_Work to be completed_
Your answer must be every line of the data below that holds the string "Выделять", copied exactly.

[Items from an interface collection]

/---

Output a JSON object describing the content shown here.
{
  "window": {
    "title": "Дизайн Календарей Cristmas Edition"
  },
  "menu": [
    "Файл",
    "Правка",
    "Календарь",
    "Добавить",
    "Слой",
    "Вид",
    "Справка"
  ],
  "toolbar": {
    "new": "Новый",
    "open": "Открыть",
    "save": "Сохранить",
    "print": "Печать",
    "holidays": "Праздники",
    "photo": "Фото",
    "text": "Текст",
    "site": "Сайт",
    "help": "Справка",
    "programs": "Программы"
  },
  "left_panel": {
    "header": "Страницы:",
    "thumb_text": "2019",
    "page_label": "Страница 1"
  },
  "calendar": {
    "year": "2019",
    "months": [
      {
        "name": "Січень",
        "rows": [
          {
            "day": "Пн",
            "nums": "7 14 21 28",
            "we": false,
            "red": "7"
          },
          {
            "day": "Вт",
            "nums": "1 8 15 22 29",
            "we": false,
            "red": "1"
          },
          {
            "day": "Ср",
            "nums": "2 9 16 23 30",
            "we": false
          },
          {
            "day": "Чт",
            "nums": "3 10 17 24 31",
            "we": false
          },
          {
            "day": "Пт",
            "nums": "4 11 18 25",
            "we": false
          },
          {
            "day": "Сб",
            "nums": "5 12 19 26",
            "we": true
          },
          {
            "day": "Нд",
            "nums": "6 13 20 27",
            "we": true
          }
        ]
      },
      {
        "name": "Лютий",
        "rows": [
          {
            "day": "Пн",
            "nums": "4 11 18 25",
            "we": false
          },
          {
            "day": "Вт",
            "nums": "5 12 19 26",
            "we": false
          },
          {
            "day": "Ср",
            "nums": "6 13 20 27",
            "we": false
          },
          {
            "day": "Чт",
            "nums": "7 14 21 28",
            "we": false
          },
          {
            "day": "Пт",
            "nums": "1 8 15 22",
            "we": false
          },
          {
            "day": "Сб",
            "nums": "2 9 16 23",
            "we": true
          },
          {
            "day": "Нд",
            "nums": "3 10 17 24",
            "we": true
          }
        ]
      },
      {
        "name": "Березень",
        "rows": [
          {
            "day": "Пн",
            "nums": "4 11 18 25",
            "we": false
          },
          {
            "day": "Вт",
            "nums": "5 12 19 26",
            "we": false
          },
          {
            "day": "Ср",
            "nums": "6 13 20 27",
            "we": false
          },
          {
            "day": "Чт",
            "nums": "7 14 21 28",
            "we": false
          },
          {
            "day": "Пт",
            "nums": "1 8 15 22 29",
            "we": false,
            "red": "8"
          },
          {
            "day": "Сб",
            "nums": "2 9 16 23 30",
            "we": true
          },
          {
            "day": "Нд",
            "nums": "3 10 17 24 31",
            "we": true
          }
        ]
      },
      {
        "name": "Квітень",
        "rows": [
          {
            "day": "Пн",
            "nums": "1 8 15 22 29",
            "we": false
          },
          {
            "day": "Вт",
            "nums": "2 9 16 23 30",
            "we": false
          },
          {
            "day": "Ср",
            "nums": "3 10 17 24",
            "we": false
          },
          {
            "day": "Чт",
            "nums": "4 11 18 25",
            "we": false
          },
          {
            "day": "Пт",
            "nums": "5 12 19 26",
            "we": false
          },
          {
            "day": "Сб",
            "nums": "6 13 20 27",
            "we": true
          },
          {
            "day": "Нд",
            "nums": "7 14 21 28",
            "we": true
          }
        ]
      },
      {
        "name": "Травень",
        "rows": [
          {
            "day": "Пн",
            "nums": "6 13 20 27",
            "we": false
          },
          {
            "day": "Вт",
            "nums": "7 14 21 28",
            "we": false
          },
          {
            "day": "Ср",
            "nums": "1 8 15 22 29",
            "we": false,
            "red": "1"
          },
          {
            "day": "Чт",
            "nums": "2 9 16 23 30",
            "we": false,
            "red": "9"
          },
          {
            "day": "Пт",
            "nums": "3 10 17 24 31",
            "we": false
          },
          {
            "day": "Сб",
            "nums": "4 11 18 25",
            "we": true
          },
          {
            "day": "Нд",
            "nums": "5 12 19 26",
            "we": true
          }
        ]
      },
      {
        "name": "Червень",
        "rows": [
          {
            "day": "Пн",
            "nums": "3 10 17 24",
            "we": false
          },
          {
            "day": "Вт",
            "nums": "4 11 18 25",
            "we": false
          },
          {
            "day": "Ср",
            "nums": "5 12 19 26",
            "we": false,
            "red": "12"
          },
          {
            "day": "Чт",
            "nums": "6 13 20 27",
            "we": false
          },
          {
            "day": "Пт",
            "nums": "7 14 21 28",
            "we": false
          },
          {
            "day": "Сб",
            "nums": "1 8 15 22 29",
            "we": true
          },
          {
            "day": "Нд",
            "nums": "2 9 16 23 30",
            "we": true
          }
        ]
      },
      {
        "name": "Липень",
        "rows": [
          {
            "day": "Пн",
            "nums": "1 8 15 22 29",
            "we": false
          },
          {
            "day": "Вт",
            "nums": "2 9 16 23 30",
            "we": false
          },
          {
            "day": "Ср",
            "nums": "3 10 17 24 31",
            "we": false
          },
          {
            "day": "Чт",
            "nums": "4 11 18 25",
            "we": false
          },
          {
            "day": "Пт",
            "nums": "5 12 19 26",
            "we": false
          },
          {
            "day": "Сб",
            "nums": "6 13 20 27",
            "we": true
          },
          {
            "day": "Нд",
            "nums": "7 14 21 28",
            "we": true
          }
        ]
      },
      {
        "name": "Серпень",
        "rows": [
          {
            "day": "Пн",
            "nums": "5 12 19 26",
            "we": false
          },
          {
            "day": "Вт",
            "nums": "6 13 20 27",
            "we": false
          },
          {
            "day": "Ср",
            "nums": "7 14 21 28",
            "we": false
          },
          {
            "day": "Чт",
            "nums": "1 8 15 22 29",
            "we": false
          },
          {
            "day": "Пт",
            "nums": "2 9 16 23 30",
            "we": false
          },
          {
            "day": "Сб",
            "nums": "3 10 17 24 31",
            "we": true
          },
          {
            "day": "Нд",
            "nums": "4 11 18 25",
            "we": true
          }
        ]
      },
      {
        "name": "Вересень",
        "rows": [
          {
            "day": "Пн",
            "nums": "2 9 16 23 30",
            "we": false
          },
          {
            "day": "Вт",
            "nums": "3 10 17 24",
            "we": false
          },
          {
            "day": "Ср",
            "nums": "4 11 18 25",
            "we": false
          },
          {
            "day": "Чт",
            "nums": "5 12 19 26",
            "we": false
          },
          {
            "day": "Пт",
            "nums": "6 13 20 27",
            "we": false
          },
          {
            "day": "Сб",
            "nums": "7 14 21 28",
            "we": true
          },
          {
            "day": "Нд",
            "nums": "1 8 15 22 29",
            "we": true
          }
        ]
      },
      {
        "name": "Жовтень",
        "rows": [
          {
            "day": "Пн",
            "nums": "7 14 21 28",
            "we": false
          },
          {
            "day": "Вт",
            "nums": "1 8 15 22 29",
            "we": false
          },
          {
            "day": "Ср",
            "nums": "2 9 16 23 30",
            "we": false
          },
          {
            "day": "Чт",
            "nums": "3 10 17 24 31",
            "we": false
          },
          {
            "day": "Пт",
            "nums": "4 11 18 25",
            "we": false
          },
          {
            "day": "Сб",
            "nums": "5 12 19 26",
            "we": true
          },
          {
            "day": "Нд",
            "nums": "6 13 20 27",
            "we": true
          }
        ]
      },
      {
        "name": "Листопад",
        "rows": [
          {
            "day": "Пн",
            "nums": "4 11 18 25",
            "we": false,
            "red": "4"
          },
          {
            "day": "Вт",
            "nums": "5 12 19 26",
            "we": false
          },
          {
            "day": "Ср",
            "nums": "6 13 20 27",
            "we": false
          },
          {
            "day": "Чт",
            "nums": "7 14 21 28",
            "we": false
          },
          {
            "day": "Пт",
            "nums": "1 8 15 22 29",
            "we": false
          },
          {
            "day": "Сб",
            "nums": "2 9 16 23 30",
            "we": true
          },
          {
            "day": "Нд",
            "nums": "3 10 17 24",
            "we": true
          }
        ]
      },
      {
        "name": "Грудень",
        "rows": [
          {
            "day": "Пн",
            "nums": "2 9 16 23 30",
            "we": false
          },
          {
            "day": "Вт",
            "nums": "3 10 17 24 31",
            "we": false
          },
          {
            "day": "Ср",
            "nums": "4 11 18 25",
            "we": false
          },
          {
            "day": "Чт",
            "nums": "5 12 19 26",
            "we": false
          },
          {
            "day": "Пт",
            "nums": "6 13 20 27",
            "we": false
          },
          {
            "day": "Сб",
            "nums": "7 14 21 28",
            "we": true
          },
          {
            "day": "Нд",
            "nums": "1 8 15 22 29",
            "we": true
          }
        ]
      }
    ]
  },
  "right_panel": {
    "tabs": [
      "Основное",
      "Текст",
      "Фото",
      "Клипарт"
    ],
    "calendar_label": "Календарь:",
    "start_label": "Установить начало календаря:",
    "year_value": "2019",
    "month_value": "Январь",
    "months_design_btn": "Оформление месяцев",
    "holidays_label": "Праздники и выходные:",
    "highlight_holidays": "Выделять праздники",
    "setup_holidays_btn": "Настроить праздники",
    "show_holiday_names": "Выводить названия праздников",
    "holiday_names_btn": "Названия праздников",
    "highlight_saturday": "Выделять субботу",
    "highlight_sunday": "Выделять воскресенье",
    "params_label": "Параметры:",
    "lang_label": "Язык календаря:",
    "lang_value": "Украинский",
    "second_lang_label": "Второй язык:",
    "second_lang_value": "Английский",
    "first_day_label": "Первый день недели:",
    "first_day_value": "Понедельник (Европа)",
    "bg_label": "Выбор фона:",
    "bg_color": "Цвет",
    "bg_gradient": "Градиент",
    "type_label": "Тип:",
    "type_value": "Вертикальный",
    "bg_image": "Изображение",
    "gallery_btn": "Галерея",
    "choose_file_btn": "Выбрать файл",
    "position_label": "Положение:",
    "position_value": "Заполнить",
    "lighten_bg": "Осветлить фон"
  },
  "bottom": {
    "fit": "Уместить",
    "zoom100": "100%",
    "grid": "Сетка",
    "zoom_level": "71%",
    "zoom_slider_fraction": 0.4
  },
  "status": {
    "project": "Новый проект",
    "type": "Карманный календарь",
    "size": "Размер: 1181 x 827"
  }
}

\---

_Answer for this exercise_
    "highlight_holidays": "Выделять праздники",
    "highlight_saturday": "Выделять субботу",
    "highlight_sunday": "Выделять воскресенье",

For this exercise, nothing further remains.